EXERCISE AIM → Give the whole listing below once more, exactly, without pictures.

DATA SHOWN →
◇ ◇ ◇ ◇ ◇
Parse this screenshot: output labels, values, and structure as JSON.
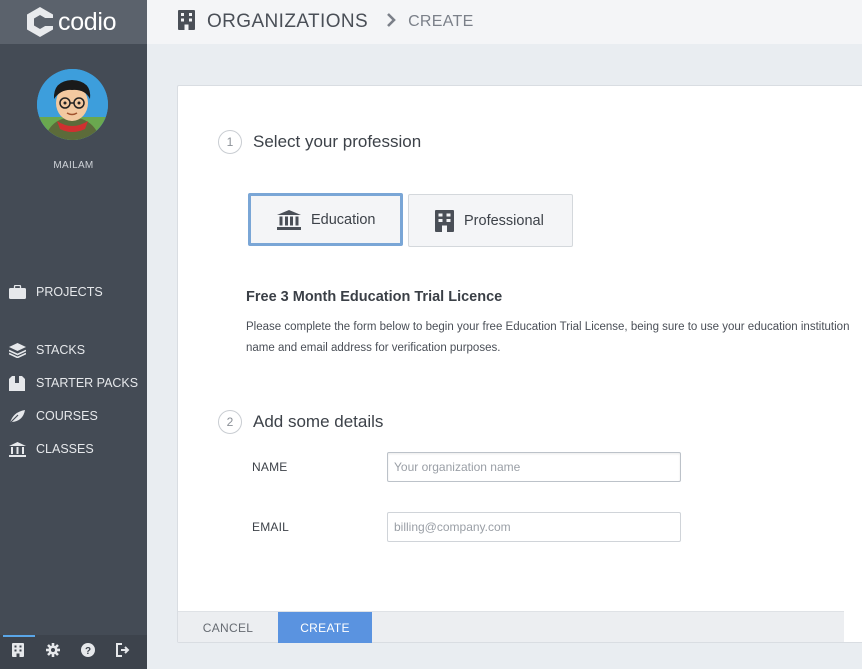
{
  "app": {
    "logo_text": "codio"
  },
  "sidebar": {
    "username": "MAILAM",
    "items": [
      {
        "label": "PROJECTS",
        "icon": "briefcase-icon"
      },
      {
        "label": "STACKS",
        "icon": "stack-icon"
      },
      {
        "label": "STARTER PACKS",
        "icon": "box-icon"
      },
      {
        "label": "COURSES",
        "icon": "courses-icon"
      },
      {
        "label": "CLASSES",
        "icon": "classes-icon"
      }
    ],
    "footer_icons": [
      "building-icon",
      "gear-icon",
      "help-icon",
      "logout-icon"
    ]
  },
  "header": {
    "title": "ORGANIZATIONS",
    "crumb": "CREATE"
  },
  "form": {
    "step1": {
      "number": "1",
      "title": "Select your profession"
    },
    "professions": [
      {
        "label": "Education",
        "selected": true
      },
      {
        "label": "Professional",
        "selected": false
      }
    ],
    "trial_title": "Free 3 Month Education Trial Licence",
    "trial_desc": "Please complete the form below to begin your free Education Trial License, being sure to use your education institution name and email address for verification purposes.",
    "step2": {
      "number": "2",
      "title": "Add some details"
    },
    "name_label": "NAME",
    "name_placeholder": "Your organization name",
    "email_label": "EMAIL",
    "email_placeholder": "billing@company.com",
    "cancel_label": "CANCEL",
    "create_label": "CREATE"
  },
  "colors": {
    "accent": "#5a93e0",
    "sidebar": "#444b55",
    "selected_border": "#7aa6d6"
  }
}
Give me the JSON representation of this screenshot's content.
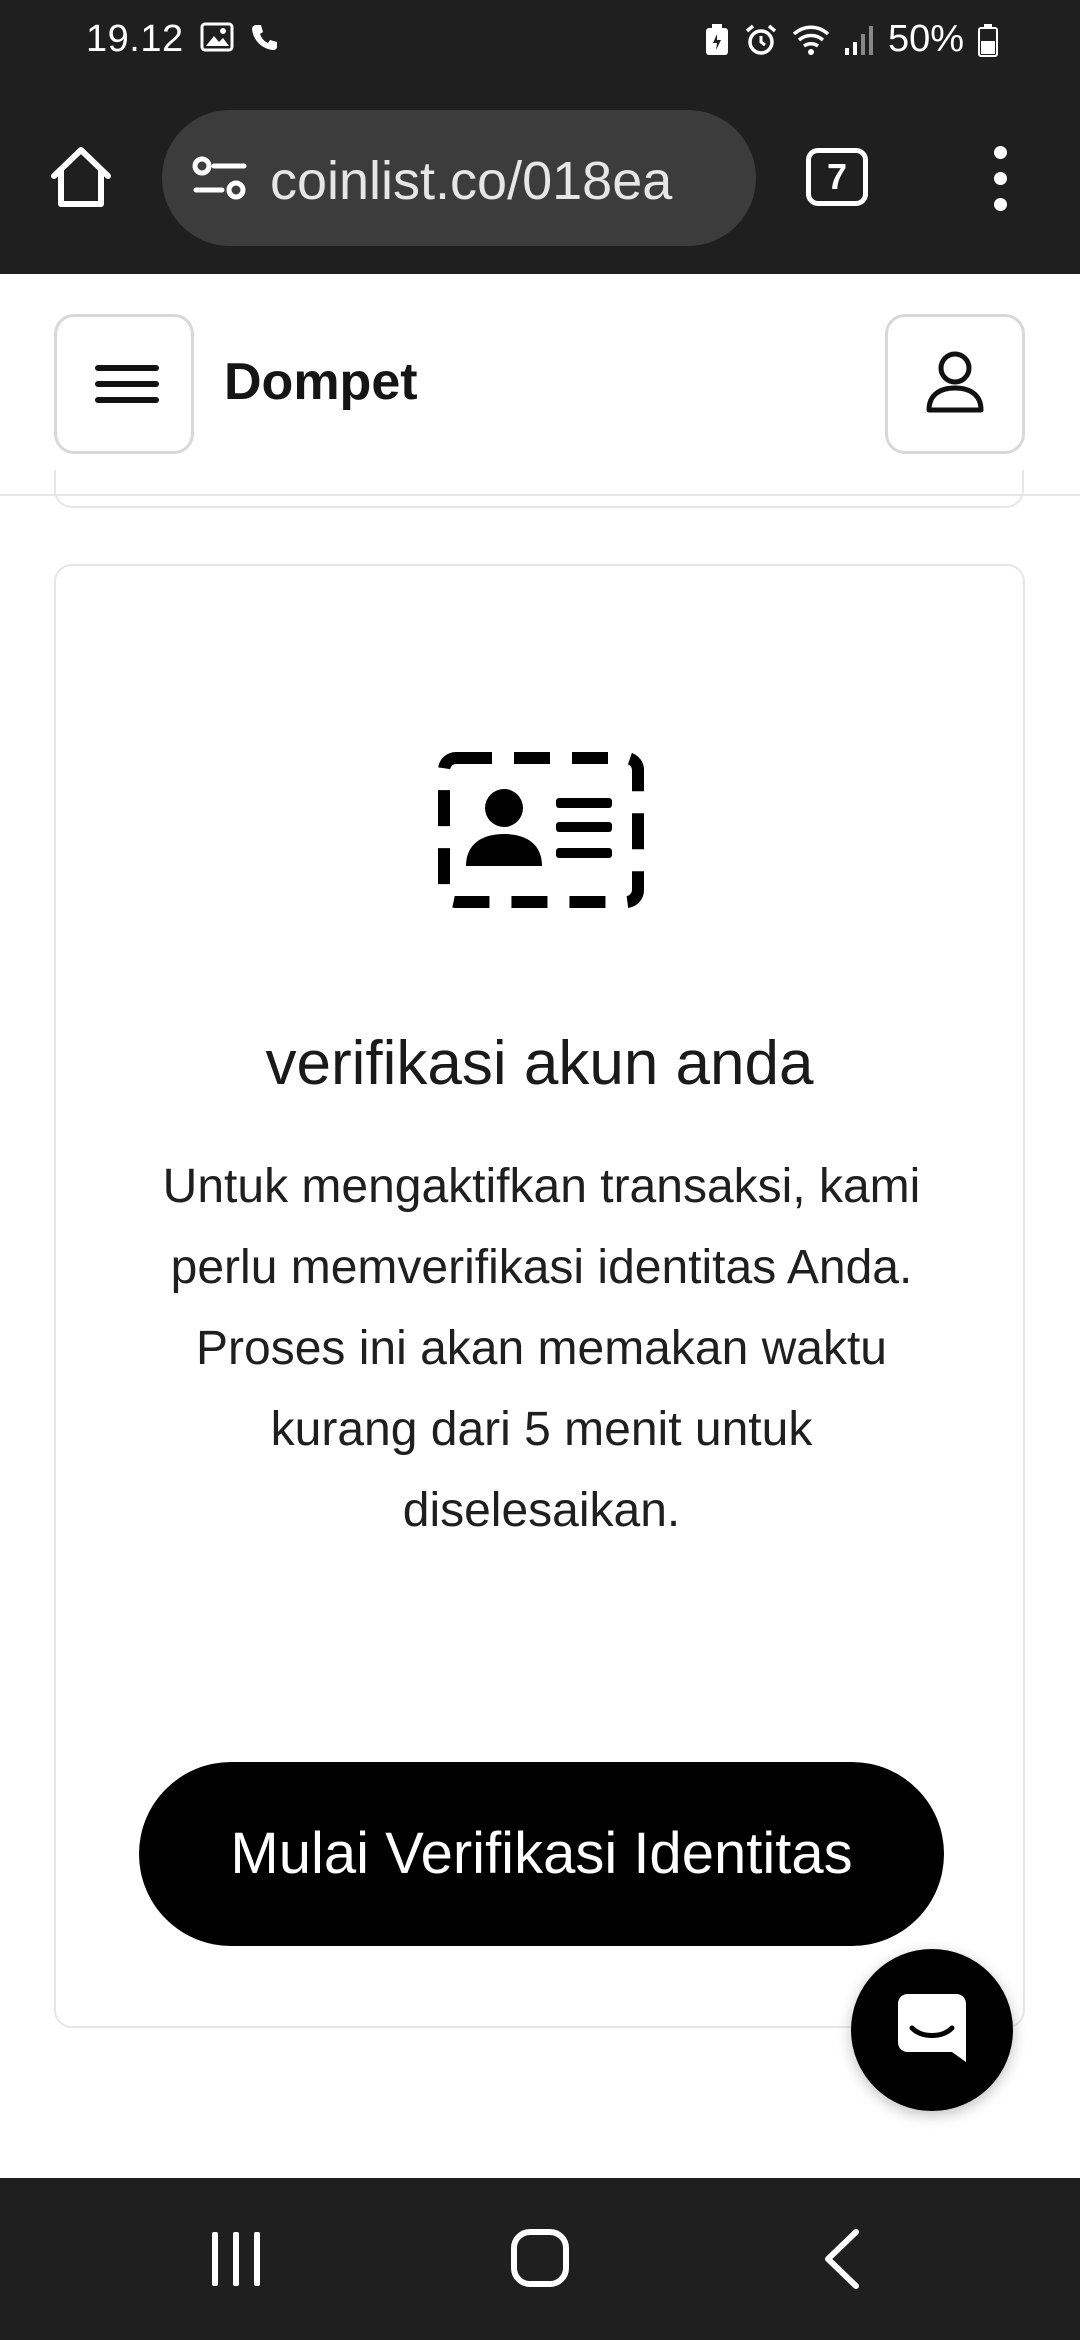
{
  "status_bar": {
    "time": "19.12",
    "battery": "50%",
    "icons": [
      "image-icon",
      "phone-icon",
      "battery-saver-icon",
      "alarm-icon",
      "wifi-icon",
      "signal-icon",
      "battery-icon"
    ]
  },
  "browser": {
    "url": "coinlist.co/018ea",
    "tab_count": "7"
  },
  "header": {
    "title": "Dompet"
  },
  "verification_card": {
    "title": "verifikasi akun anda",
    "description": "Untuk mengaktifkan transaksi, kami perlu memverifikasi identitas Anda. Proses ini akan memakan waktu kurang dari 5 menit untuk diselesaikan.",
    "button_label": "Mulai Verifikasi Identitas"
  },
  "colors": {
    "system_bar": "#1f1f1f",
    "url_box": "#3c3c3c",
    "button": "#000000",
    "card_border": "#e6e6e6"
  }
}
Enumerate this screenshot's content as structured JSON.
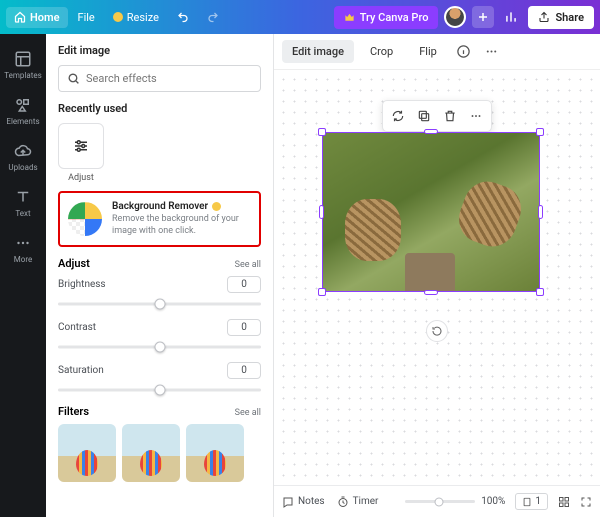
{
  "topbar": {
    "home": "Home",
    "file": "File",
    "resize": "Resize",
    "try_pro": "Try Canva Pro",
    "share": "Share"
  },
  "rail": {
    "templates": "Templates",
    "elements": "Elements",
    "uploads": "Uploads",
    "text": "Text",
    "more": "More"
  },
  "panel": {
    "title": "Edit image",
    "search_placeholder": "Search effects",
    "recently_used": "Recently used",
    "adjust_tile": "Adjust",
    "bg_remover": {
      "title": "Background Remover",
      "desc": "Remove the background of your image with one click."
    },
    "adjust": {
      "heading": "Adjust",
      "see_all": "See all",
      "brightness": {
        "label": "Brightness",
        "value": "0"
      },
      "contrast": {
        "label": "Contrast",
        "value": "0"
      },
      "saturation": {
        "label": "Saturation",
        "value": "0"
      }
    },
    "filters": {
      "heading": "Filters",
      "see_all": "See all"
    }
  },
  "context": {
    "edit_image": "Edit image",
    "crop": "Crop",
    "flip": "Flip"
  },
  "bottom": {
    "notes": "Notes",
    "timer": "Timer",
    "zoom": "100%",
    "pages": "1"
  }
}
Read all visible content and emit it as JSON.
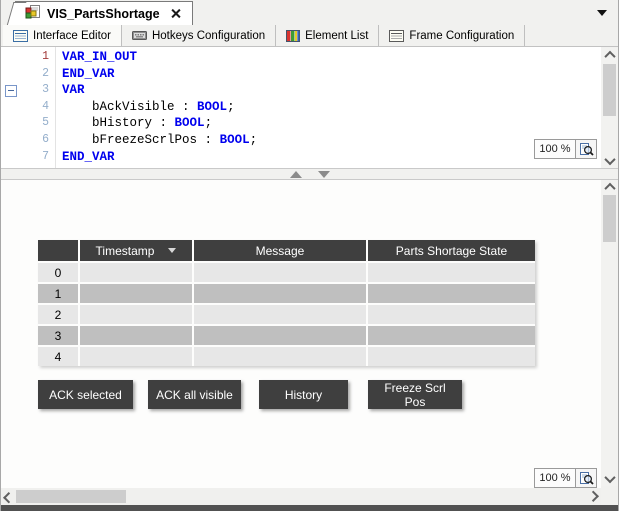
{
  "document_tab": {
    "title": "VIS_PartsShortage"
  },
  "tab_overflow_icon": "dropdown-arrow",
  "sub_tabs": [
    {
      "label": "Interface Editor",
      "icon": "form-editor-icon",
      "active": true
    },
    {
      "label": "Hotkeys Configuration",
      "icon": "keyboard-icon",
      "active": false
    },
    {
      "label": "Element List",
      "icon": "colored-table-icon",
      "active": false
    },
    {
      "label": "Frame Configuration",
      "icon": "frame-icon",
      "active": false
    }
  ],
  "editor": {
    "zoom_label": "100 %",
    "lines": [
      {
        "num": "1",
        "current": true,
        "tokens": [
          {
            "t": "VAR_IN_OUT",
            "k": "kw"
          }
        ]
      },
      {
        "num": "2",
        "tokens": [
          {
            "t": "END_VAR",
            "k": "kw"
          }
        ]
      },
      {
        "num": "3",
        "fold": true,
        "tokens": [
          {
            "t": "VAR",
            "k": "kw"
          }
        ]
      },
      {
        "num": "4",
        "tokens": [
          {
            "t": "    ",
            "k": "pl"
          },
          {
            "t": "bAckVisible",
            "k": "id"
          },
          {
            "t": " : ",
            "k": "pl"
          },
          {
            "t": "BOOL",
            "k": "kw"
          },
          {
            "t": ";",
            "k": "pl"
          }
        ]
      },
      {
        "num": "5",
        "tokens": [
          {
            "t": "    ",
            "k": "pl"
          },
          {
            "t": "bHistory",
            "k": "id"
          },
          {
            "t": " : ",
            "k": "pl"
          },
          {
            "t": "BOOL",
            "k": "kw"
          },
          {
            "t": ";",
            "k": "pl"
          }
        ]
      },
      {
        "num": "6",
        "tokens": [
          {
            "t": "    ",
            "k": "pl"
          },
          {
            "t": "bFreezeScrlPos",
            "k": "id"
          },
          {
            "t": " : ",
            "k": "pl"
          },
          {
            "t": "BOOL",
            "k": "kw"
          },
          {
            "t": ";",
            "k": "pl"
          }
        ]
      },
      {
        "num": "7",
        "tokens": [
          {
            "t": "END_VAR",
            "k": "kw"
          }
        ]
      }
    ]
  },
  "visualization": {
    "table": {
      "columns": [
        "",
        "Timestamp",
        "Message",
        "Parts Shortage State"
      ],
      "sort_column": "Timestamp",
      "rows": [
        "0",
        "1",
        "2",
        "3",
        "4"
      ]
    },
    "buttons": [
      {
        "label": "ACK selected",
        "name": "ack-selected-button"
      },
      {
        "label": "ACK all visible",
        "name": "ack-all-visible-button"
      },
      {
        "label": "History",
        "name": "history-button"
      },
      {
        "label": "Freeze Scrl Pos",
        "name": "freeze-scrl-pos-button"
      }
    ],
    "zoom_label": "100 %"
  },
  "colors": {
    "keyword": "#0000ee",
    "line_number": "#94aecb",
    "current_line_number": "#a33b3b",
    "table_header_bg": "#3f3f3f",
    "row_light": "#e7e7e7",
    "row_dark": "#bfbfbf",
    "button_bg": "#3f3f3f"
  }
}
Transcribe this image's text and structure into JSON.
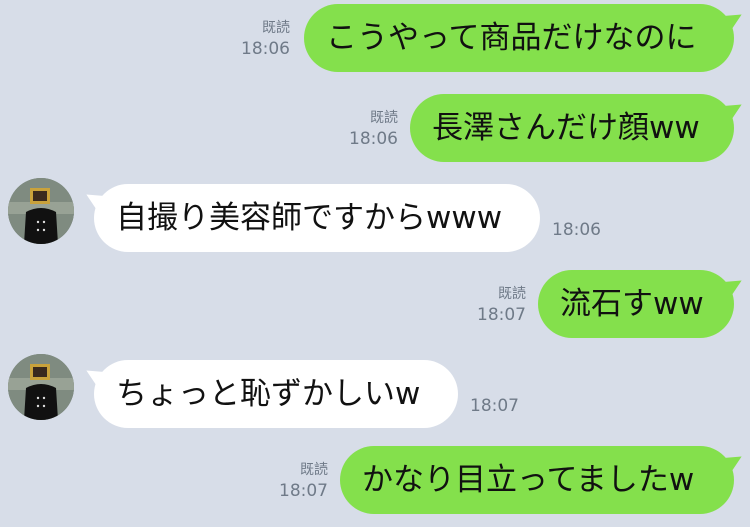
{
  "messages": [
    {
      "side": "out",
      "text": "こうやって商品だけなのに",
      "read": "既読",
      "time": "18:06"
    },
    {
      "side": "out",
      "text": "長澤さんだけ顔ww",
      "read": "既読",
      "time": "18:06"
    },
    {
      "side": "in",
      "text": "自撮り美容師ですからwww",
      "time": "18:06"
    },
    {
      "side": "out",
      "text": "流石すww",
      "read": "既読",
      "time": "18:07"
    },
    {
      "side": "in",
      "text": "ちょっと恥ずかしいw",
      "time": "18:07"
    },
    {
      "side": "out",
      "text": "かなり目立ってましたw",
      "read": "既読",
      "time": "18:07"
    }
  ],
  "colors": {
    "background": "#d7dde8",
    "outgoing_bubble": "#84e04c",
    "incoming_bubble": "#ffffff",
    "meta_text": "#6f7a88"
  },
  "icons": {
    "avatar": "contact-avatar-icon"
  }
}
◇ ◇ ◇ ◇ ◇
RESULT FOR THIS EXERCISE →
Parse this screenshot: output labels, values, and structure as JSON.
{
  "app": {
    "logo_text": "codio"
  },
  "sidebar": {
    "username": "MAILAM",
    "items": [
      {
        "label": "PROJECTS",
        "icon": "briefcase-icon"
      },
      {
        "label": "STACKS",
        "icon": "stack-icon"
      },
      {
        "label": "STARTER PACKS",
        "icon": "box-icon"
      },
      {
        "label": "COURSES",
        "icon": "courses-icon"
      },
      {
        "label": "CLASSES",
        "icon": "classes-icon"
      }
    ],
    "footer_icons": [
      "building-icon",
      "gear-icon",
      "help-icon",
      "logout-icon"
    ]
  },
  "header": {
    "title": "ORGANIZATIONS",
    "crumb": "CREATE"
  },
  "form": {
    "step1": {
      "number": "1",
      "title": "Select your profession"
    },
    "professions": [
      {
        "label": "Education",
        "selected": true
      },
      {
        "label": "Professional",
        "selected": false
      }
    ],
    "trial_title": "Free 3 Month Education Trial Licence",
    "trial_desc": "Please complete the form below to begin your free Education Trial License, being sure to use your education institution name and email address for verification purposes.",
    "step2": {
      "number": "2",
      "title": "Add some details"
    },
    "name_label": "NAME",
    "name_placeholder": "Your organization name",
    "email_label": "EMAIL",
    "email_placeholder": "billing@company.com",
    "cancel_label": "CANCEL",
    "create_label": "CREATE"
  },
  "colors": {
    "accent": "#5a93e0",
    "sidebar": "#444b55",
    "selected_border": "#7aa6d6"
  }
}
Give me the JSON representation of this screenshot's content.
{
  "status_bar": {
    "time": "19.12",
    "battery": "50%",
    "icons": [
      "image-icon",
      "phone-icon",
      "battery-saver-icon",
      "alarm-icon",
      "wifi-icon",
      "signal-icon",
      "battery-icon"
    ]
  },
  "browser": {
    "url": "coinlist.co/018ea",
    "tab_count": "7"
  },
  "header": {
    "title": "Dompet"
  },
  "verification_card": {
    "title": "verifikasi akun anda",
    "description": "Untuk mengaktifkan transaksi, kami perlu memverifikasi identitas Anda. Proses ini akan memakan waktu kurang dari 5 menit untuk diselesaikan.",
    "button_label": "Mulai Verifikasi Identitas"
  },
  "colors": {
    "system_bar": "#1f1f1f",
    "url_box": "#3c3c3c",
    "button": "#000000",
    "card_border": "#e6e6e6"
  }
}
Enumerate this screenshot's content as structured JSON.
{
  "topbar": {
    "home": "Home",
    "file": "File",
    "resize": "Resize",
    "try_pro": "Try Canva Pro",
    "share": "Share"
  },
  "rail": {
    "templates": "Templates",
    "elements": "Elements",
    "uploads": "Uploads",
    "text": "Text",
    "more": "More"
  },
  "panel": {
    "title": "Edit image",
    "search_placeholder": "Search effects",
    "recently_used": "Recently used",
    "adjust_tile": "Adjust",
    "bg_remover": {
      "title": "Background Remover",
      "desc": "Remove the background of your image with one click."
    },
    "adjust": {
      "heading": "Adjust",
      "see_all": "See all",
      "brightness": {
        "label": "Brightness",
        "value": "0"
      },
      "contrast": {
        "label": "Contrast",
        "value": "0"
      },
      "saturation": {
        "label": "Saturation",
        "value": "0"
      }
    },
    "filters": {
      "heading": "Filters",
      "see_all": "See all"
    }
  },
  "context": {
    "edit_image": "Edit image",
    "crop": "Crop",
    "flip": "Flip"
  },
  "bottom": {
    "notes": "Notes",
    "timer": "Timer",
    "zoom": "100%",
    "pages": "1"
  }
}
Read all visible content and emit it as JSON.
{
  "document_tab": {
    "title": "VIS_PartsShortage"
  },
  "tab_overflow_icon": "dropdown-arrow",
  "sub_tabs": [
    {
      "label": "Interface Editor",
      "icon": "form-editor-icon",
      "active": true
    },
    {
      "label": "Hotkeys Configuration",
      "icon": "keyboard-icon",
      "active": false
    },
    {
      "label": "Element List",
      "icon": "colored-table-icon",
      "active": false
    },
    {
      "label": "Frame Configuration",
      "icon": "frame-icon",
      "active": false
    }
  ],
  "editor": {
    "zoom_label": "100 %",
    "lines": [
      {
        "num": "1",
        "current": true,
        "tokens": [
          {
            "t": "VAR_IN_OUT",
            "k": "kw"
          }
        ]
      },
      {
        "num": "2",
        "tokens": [
          {
            "t": "END_VAR",
            "k": "kw"
          }
        ]
      },
      {
        "num": "3",
        "fold": true,
        "tokens": [
          {
            "t": "VAR",
            "k": "kw"
          }
        ]
      },
      {
        "num": "4",
        "tokens": [
          {
            "t": "    ",
            "k": "pl"
          },
          {
            "t": "bAckVisible",
            "k": "id"
          },
          {
            "t": " : ",
            "k": "pl"
          },
          {
            "t": "BOOL",
            "k": "kw"
          },
          {
            "t": ";",
            "k": "pl"
          }
        ]
      },
      {
        "num": "5",
        "tokens": [
          {
            "t": "    ",
            "k": "pl"
          },
          {
            "t": "bHistory",
            "k": "id"
          },
          {
            "t": " : ",
            "k": "pl"
          },
          {
            "t": "BOOL",
            "k": "kw"
          },
          {
            "t": ";",
            "k": "pl"
          }
        ]
      },
      {
        "num": "6",
        "tokens": [
          {
            "t": "    ",
            "k": "pl"
          },
          {
            "t": "bFreezeScrlPos",
            "k": "id"
          },
          {
            "t": " : ",
            "k": "pl"
          },
          {
            "t": "BOOL",
            "k": "kw"
          },
          {
            "t": ";",
            "k": "pl"
          }
        ]
      },
      {
        "num": "7",
        "tokens": [
          {
            "t": "END_VAR",
            "k": "kw"
          }
        ]
      }
    ]
  },
  "visualization": {
    "table": {
      "columns": [
        "",
        "Timestamp",
        "Message",
        "Parts Shortage State"
      ],
      "sort_column": "Timestamp",
      "rows": [
        "0",
        "1",
        "2",
        "3",
        "4"
      ]
    },
    "buttons": [
      {
        "label": "ACK selected",
        "name": "ack-selected-button"
      },
      {
        "label": "ACK all visible",
        "name": "ack-all-visible-button"
      },
      {
        "label": "History",
        "name": "history-button"
      },
      {
        "label": "Freeze Scrl Pos",
        "name": "freeze-scrl-pos-button"
      }
    ],
    "zoom_label": "100 %"
  },
  "colors": {
    "keyword": "#0000ee",
    "line_number": "#94aecb",
    "current_line_number": "#a33b3b",
    "table_header_bg": "#3f3f3f",
    "row_light": "#e7e7e7",
    "row_dark": "#bfbfbf",
    "button_bg": "#3f3f3f"
  }
}
Transcribe this image's text and structure into JSON.
{
  "messages": [
    {
      "side": "out",
      "text": "こうやって商品だけなのに",
      "read": "既読",
      "time": "18:06"
    },
    {
      "side": "out",
      "text": "長澤さんだけ顔ww",
      "read": "既読",
      "time": "18:06"
    },
    {
      "side": "in",
      "text": "自撮り美容師ですからwww",
      "time": "18:06"
    },
    {
      "side": "out",
      "text": "流石すww",
      "read": "既読",
      "time": "18:07"
    },
    {
      "side": "in",
      "text": "ちょっと恥ずかしいw",
      "time": "18:07"
    },
    {
      "side": "out",
      "text": "かなり目立ってましたw",
      "read": "既読",
      "time": "18:07"
    }
  ],
  "colors": {
    "background": "#d7dde8",
    "outgoing_bubble": "#84e04c",
    "incoming_bubble": "#ffffff",
    "meta_text": "#6f7a88"
  },
  "icons": {
    "avatar": "contact-avatar-icon"
  }
}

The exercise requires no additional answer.